Tag Archives: podiatrist

Running in Five Fingers is “Foolish?”

Good morning, mammals! I just got in from my trail run. I did two miles on the lakeside trial at IC King park. I know most of my fit friends out there will not be very impressed with such a feat, but for me, it is quite a milestone. It is the longest that I have run non-stop off road, and that isn’t even what has me excited. The amazing thing is how damn easy it was. If it wasn’t for a little pain in my feet (which are still bruised from hitting a patch of rocks a couple of days ago), I would almost call this run… effortless.

I remember back when I was in my twenties and going through a running phase. I was actually lighter back then, at around 200 pounds even. I took up running on a rubber coated track at a local high school.
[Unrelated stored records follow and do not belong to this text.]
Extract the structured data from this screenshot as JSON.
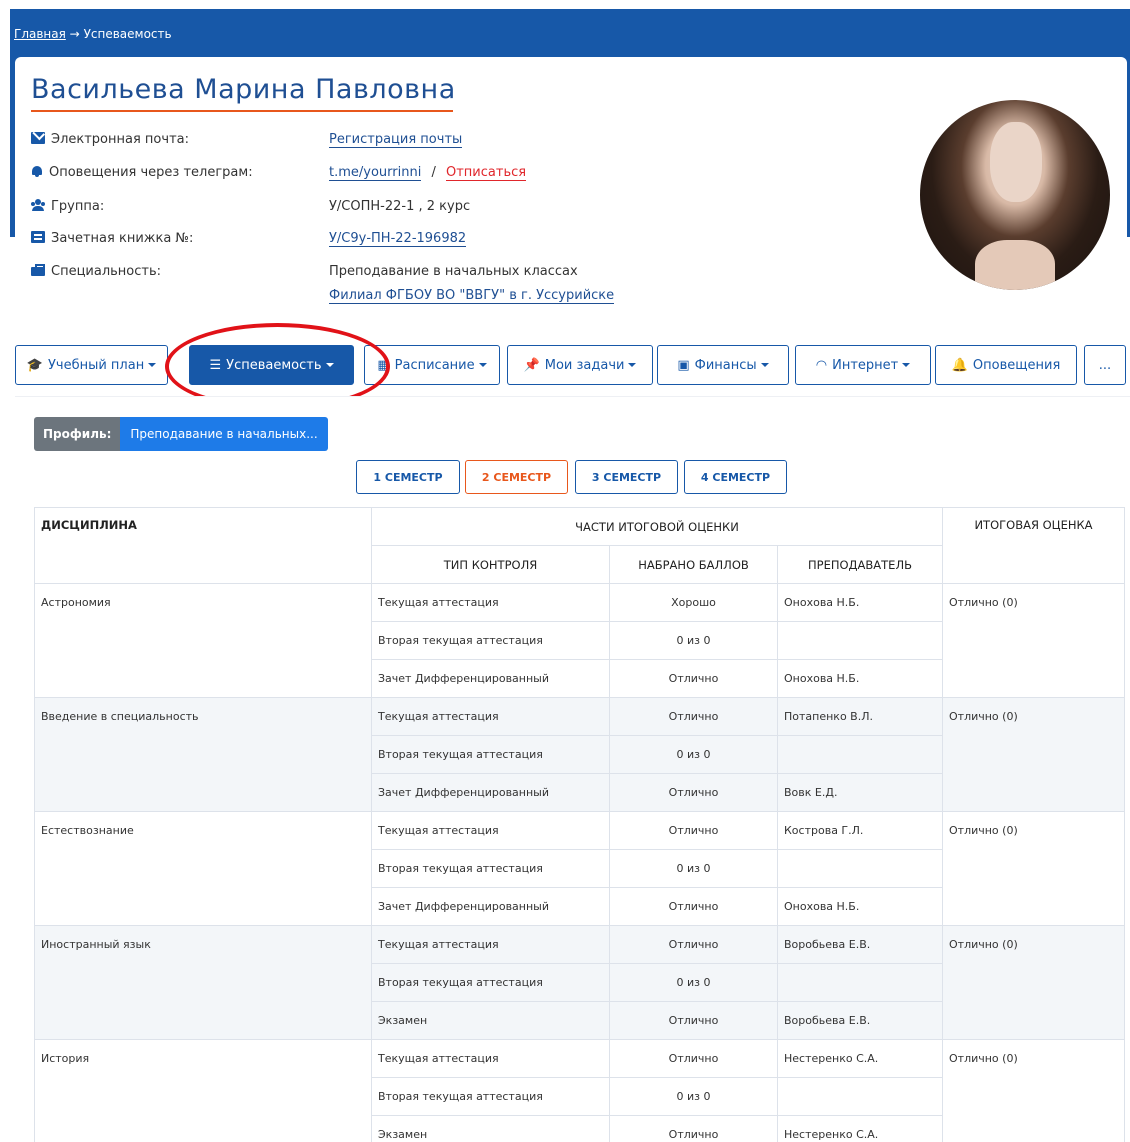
{
  "breadcrumb": {
    "home": "Главная",
    "arrow": "→",
    "current": "Успеваемость"
  },
  "student": {
    "name": "Васильева Марина Павловна",
    "fields": [
      {
        "label": "Электронная почта:",
        "icon": "envelope-icon"
      },
      {
        "label": "Оповещения через телеграм:",
        "icon": "bell-icon"
      },
      {
        "label": "Группа:",
        "icon": "users-icon"
      },
      {
        "label": "Зачетная книжка №:",
        "icon": "book-icon"
      },
      {
        "label": "Специальность:",
        "icon": "briefcase-icon"
      }
    ],
    "email_link": "Регистрация почты",
    "telegram_link": "t.me/yourrinni",
    "telegram_sep": "/",
    "unsubscribe": "Отписаться",
    "group": "У/СОПН-22-1 , 2 курс",
    "record_book": "У/С9у-ПН-22-196982",
    "specialty": "Преподавание в начальных классах",
    "branch": "Филиал ФГБОУ ВО \"ВВГУ\" в г. Уссурийске"
  },
  "tabs": [
    {
      "label": "Учебный план",
      "icon": "graduation-cap-icon"
    },
    {
      "label": "Успеваемость",
      "icon": "list-check-icon"
    },
    {
      "label": "Расписание",
      "icon": "calendar-icon"
    },
    {
      "label": "Мои задачи",
      "icon": "pin-icon"
    },
    {
      "label": "Финансы",
      "icon": "money-icon"
    },
    {
      "label": "Интернет",
      "icon": "wifi-icon"
    },
    {
      "label": "Оповещения",
      "icon": "bell-icon"
    },
    {
      "label": "...",
      "icon": ""
    }
  ],
  "profile": {
    "label": "Профиль:",
    "value": "Преподавание в начальных..."
  },
  "semesters": [
    "1 СЕМЕСТР",
    "2 СЕМЕСТР",
    "3 СЕМЕСТР",
    "4 СЕМЕСТР"
  ],
  "table": {
    "headers": {
      "discipline": "ДИСЦИПЛИНА",
      "parts": "ЧАСТИ ИТОГОВОЙ ОЦЕНКИ",
      "type": "ТИП КОНТРОЛЯ",
      "score": "НАБРАНО БАЛЛОВ",
      "teacher": "ПРЕПОДАВАТЕЛЬ",
      "final": "ИТОГОВАЯ ОЦЕНКА"
    },
    "subjects": [
      {
        "name": "Астрономия",
        "final": "Отлично (0)",
        "rows": [
          [
            "Текущая аттестация",
            "Хорошо",
            "Онохова Н.Б."
          ],
          [
            "Вторая текущая аттестация",
            "0 из 0",
            ""
          ],
          [
            "Зачет Дифференцированный",
            "Отлично",
            "Онохова Н.Б."
          ]
        ]
      },
      {
        "name": "Введение в специальность",
        "final": "Отлично (0)",
        "rows": [
          [
            "Текущая аттестация",
            "Отлично",
            "Потапенко В.Л."
          ],
          [
            "Вторая текущая аттестация",
            "0 из 0",
            ""
          ],
          [
            "Зачет Дифференцированный",
            "Отлично",
            "Вовк Е.Д."
          ]
        ]
      },
      {
        "name": "Естествознание",
        "final": "Отлично (0)",
        "rows": [
          [
            "Текущая аттестация",
            "Отлично",
            "Кострова Г.Л."
          ],
          [
            "Вторая текущая аттестация",
            "0 из 0",
            ""
          ],
          [
            "Зачет Дифференцированный",
            "Отлично",
            "Онохова Н.Б."
          ]
        ]
      },
      {
        "name": "Иностранный язык",
        "final": "Отлично (0)",
        "rows": [
          [
            "Текущая аттестация",
            "Отлично",
            "Воробьева Е.В."
          ],
          [
            "Вторая текущая аттестация",
            "0 из 0",
            ""
          ],
          [
            "Экзамен",
            "Отлично",
            "Воробьева Е.В."
          ]
        ]
      },
      {
        "name": "История",
        "final": "Отлично (0)",
        "rows": [
          [
            "Текущая аттестация",
            "Отлично",
            "Нестеренко С.А."
          ],
          [
            "Вторая текущая аттестация",
            "0 из 0",
            ""
          ],
          [
            "Экзамен",
            "Отлично",
            "Нестеренко С.А."
          ]
        ]
      }
    ]
  },
  "colors": {
    "brand": "#1758a8",
    "accent": "#e8571c",
    "highlight": "#e11218"
  }
}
I was also using conventional padding “running shoes.” It was absolute torture. I could barely crank out one mile, and that nearly put me on the ground. Needless to say, the phase didn’t last long. It was too painful.

Up until a few months ago, I had been suffering from foot pain, mostly in my left heel. It had been that way for years, mostly I thought, from having a job where I stand on my feet for eight to ten hours a day. I was getting worse, so like most people, I take my concerns to a doctor, a podiatrist to be exact. She gave my feet a quick look, and then basically told me that my feet were defective. “Supination,” they roll to the outside. She told me that I would have to have custom-made orthotics to correct the problem. I had just discovered the world of barefoot and minimalist running literally a few days before, so I asked her if doing these activities would help my condition. The look on her face instantly changed to one of, “Oh boy, here we go. I’m going to have to set this poor uneducated fellow straight.” I specifically told her that I would like to try walking and running in Vibram Five Fingers. She said that doing so would not help my condition, but only make it worse, and possibly cause a severe injury. “Face it, kid, you’re broken. You weren’t born to run, you were born fucked up.” (my paraphrase)
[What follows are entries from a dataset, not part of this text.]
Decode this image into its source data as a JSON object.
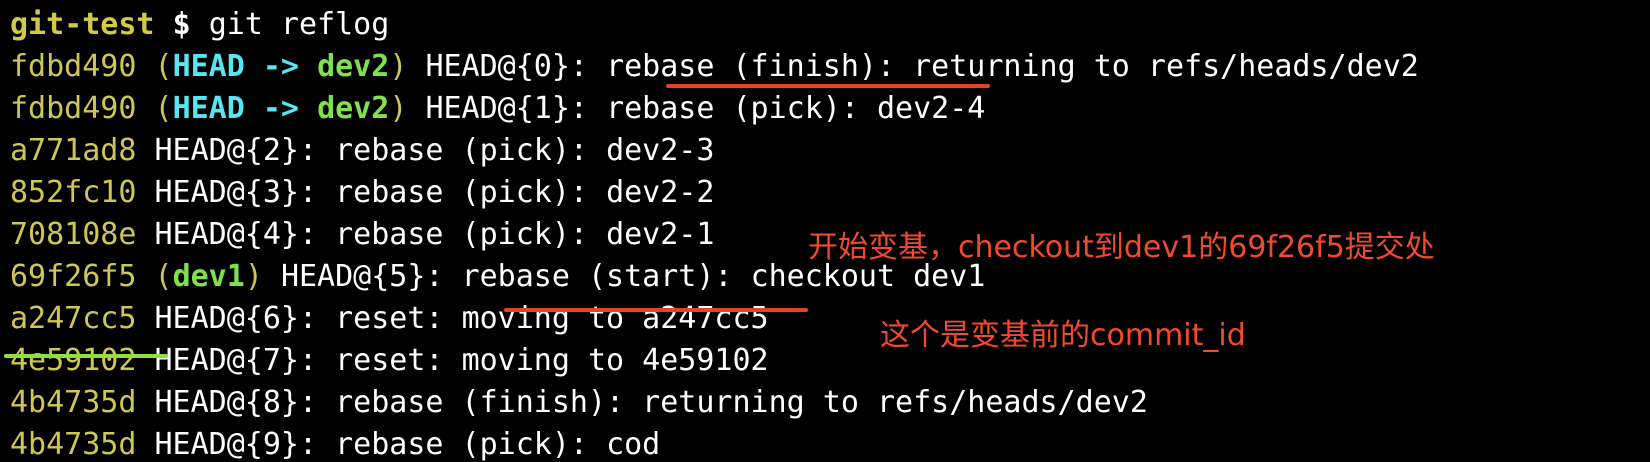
{
  "colors": {
    "background": "#000000",
    "hash": "#cfc754",
    "head_ref": "#58e6f0",
    "branch": "#7fe050",
    "text": "#ffffff",
    "annotation": "#f04a2f",
    "red_mark": "#e8402a",
    "green_mark": "#8fe03a"
  },
  "prompt": {
    "dir": "git-test",
    "sign": "$",
    "command": "git reflog"
  },
  "entries": [
    {
      "hash": "fdbd490",
      "head": "HEAD",
      "arrow": "->",
      "branch": "dev2",
      "ref": "HEAD@{0}:",
      "action": "rebase (finish):",
      "message": "returning to refs/heads/dev2"
    },
    {
      "hash": "fdbd490",
      "head": "HEAD",
      "arrow": "->",
      "branch": "dev2",
      "ref": "HEAD@{1}:",
      "action": "rebase (pick):",
      "message": "dev2-4"
    },
    {
      "hash": "a771ad8",
      "ref": "HEAD@{2}:",
      "action": "rebase (pick):",
      "message": "dev2-3"
    },
    {
      "hash": "852fc10",
      "ref": "HEAD@{3}:",
      "action": "rebase (pick):",
      "message": "dev2-2"
    },
    {
      "hash": "708108e",
      "ref": "HEAD@{4}:",
      "action": "rebase (pick):",
      "message": "dev2-1"
    },
    {
      "hash": "69f26f5",
      "branch": "dev1",
      "ref": "HEAD@{5}:",
      "action": "rebase (start):",
      "message": "checkout dev1"
    },
    {
      "hash": "a247cc5",
      "ref": "HEAD@{6}:",
      "action": "reset:",
      "message": "moving to a247cc5"
    },
    {
      "hash": "4e59102",
      "ref": "HEAD@{7}:",
      "action": "reset:",
      "message": "moving to 4e59102"
    },
    {
      "hash": "4b4735d",
      "ref": "HEAD@{8}:",
      "action": "rebase (finish):",
      "message": "returning to refs/heads/dev2"
    },
    {
      "hash": "4b4735d",
      "ref": "HEAD@{9}:",
      "action": "rebase (pick):",
      "message": "cod"
    }
  ],
  "annotations": {
    "rebase_start": "开始变基，checkout到dev1的69f26f5提交处",
    "before_rebase": "这个是变基前的commit_id"
  }
}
I was pretty downcast after the doctors visit. I followed her advice and got fitted for some high-tech orthotics to straighten my birth defected feet out. I worked a few weeks in them. There was some reduction in pain, but it didn’t really “fix” me. Little did she know that I still had plans to experiment on the dark side.

20170726_080939Not long after that fateful day with the podiatrist, I got my first pair of Vibram Five Fingers. I had to order them off Amazon since none of the stores around here carried them anymore. I was quite surprised by this. A few years ago they were all the rage, now they were nowhere to be found. I asked why and was told that there had been a lawsuit against the company. The lawsuit was apparently due to Vibram claiming that the Five Fingers would help strengthen your feet and decrease injuries from running. I don’t know all the details of the suit, but the outcome was not favorable for Vibram. This caused a lot of stores to pull the Five Fingers. This worried me a little, but I was still determined to find out for myself if they could or could not help me.
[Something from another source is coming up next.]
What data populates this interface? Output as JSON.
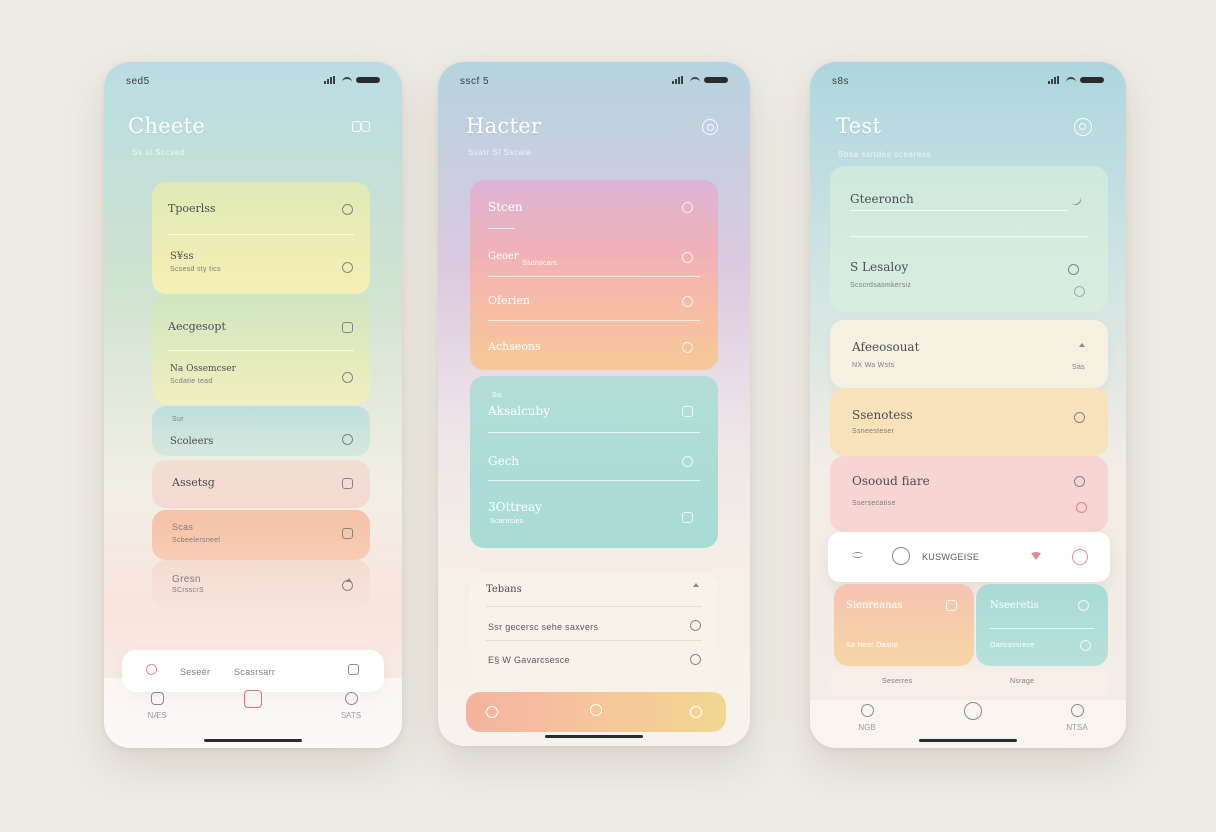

The shoes finally arrived, but they didn’t fit. I gave it my best guess but was off. They were too big. No problem. I returned the shoes and reordered the next size down. A few days later I had my KSO’s. They fit like a foot glove. By this time I had seen every video of Christopher McDougall and Barefoot Ted that was available on Youtube, and I had just started reading Born to Run. I was very happy to get my Vibrams, but I had already advanced a little in my thinking. Doc had told me that running in Five Fingers would be foolish, but now I was ready to go one better. I was ready to try walking and running in nothing but my bare, broken, feet. Total madness!

I am now a few weeks into it. I have been running almost every morning, barefoot, and now running on the trails with my Vibrams. I haven’t been stupid though. My feet and legs are not conditioned to do this yet, so I am taking it slow, listening to my body. The first mile I did barefoot, left both feet bruised and hurting, so I took a day off. The next time I ran I took it very slow. After today’s run, my feet are sore again, so I am taking tomorrow off to let them rest.

At work, I have noticed that, besides the bruises, I have no more heel pain. I think my feet are changing, getting stronger. I am very impressed with the results of my barefoot experiment so far, but I need to cautiously continue, to see it through, and then make a conclusion.

Monday morning I am going to add a little more distance to my morning run. I am going to slowly, maybe very slowly, add distance. My weight is dropping, and I hope that as it goes down and my feet stronger, I will eventually be able to handle long distances without the need to recover after every run. We’ll see.